What to work on:
Only the lines of the data holding the string "色彩平衡" need to be returned.

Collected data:

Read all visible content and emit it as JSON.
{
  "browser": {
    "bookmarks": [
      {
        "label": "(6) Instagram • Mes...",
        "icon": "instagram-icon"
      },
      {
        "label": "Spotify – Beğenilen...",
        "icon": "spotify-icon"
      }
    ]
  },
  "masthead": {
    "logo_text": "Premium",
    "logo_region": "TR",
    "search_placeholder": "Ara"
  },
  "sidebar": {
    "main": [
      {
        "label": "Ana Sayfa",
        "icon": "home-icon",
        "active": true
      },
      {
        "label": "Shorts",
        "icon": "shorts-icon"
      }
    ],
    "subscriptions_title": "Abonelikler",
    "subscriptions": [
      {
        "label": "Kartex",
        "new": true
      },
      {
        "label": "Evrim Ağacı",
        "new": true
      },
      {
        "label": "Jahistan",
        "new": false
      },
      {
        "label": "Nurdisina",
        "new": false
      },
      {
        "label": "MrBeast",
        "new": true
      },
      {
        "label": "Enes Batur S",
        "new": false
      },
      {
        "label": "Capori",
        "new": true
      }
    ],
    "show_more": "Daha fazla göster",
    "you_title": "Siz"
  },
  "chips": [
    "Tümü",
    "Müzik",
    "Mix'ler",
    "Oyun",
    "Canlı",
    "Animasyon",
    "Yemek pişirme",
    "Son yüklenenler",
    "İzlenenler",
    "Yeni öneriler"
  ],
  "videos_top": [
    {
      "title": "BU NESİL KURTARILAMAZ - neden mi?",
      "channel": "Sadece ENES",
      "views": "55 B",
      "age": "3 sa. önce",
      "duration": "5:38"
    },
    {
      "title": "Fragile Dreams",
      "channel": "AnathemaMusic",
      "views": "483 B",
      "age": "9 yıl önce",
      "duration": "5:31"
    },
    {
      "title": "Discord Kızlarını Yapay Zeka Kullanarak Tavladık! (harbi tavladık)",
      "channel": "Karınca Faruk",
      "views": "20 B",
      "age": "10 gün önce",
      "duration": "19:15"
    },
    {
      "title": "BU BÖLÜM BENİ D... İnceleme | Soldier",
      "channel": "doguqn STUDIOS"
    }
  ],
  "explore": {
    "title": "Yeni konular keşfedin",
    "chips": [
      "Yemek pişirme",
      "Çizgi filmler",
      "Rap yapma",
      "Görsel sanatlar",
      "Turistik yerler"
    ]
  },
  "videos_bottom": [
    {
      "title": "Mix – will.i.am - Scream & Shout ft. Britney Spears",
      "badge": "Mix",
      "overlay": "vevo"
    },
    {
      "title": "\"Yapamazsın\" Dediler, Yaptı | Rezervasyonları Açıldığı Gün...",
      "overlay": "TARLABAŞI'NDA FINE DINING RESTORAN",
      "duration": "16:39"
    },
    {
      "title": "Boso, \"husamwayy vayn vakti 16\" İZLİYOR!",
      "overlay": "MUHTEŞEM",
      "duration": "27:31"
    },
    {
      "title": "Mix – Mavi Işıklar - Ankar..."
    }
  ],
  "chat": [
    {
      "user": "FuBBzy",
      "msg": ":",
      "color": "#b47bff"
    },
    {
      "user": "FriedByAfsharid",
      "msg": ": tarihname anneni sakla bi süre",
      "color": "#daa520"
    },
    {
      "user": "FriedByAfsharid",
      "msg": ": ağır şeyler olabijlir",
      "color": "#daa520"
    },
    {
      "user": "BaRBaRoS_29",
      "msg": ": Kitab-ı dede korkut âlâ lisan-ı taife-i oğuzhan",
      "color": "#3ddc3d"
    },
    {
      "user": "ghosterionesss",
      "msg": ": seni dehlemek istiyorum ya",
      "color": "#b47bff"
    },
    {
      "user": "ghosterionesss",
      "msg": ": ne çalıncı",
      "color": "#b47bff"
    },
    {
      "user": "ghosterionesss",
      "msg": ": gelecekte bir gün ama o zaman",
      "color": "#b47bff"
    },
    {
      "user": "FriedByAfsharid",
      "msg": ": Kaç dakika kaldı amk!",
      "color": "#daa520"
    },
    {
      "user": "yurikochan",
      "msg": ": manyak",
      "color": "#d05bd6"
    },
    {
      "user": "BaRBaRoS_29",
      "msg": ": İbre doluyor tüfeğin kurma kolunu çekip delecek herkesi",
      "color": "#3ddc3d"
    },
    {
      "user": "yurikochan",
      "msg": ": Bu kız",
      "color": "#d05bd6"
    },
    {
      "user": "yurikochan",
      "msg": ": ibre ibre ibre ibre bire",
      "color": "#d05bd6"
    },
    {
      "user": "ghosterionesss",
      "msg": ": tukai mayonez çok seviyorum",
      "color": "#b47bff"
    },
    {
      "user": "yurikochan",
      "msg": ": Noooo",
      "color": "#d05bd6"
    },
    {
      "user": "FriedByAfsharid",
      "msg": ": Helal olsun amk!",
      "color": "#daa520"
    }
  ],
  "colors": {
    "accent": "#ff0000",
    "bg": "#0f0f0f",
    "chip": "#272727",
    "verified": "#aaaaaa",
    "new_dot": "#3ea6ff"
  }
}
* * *
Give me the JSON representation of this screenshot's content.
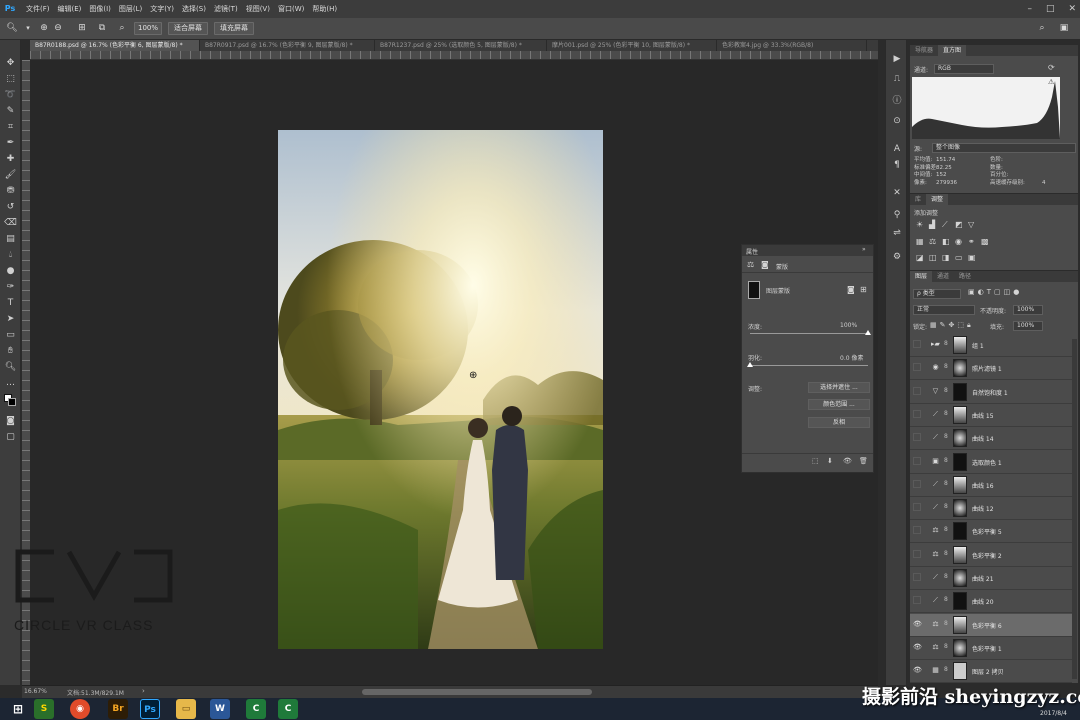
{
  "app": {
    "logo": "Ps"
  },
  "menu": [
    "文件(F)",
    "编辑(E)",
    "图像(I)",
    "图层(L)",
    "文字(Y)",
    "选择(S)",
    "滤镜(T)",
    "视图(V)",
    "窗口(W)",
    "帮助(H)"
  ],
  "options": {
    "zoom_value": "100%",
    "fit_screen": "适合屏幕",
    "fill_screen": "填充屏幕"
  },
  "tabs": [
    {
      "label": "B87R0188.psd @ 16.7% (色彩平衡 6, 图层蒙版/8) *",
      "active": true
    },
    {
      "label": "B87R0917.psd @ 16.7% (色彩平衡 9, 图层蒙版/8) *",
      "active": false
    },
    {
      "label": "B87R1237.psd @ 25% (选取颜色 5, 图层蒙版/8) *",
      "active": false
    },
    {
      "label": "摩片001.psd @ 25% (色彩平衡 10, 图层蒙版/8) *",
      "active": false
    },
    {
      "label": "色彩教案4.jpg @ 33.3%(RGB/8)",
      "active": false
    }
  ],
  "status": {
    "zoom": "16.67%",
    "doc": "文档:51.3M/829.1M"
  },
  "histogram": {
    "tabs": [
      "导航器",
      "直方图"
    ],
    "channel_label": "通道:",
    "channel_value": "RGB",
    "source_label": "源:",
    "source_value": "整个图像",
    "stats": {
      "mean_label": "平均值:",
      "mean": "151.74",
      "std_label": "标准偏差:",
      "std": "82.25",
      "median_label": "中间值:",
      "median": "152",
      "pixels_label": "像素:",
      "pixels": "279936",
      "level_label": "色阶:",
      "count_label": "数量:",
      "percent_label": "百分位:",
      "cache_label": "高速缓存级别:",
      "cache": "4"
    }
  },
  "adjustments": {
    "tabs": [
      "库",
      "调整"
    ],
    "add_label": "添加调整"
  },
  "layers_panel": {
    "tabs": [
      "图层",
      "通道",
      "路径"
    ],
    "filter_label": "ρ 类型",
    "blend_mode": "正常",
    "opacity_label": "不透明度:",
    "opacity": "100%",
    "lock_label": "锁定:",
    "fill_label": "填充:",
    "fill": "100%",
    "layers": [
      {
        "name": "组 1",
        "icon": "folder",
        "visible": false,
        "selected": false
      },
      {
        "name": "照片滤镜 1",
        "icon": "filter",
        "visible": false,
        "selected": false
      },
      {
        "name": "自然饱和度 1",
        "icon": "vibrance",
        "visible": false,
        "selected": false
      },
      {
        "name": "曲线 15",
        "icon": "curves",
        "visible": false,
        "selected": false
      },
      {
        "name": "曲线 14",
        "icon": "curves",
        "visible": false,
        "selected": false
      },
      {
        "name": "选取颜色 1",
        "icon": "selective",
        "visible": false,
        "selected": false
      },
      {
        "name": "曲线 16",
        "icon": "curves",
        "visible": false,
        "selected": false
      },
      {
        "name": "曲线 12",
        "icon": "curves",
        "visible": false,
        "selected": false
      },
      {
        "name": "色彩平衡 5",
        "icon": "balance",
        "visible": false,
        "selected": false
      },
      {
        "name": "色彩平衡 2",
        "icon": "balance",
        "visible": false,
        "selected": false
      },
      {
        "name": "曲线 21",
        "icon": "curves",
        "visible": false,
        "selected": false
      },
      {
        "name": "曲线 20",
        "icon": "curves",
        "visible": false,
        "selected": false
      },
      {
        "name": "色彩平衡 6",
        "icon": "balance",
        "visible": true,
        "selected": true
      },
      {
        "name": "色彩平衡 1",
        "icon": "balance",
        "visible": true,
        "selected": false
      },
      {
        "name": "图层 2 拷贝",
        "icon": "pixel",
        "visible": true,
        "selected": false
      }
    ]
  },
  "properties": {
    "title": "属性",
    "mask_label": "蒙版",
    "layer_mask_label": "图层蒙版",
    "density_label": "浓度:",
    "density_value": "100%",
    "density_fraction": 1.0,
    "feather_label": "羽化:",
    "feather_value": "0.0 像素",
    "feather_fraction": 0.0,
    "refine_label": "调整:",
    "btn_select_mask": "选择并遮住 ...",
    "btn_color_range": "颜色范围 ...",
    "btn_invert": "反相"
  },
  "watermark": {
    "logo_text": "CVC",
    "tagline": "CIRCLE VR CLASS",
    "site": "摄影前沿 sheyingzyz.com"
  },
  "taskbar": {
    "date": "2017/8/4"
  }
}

Result of this task:
      "label": "B87R0188.psd @ 16.7% (色彩平衡 6, 图层蒙版/8) *",
      "label": "B87R0917.psd @ 16.7% (色彩平衡 9, 图层蒙版/8) *",
      "label": "摩片001.psd @ 25% (色彩平衡 10, 图层蒙版/8) *",
        "name": "色彩平衡 5",
        "name": "色彩平衡 2",
        "name": "色彩平衡 6",
        "name": "色彩平衡 1",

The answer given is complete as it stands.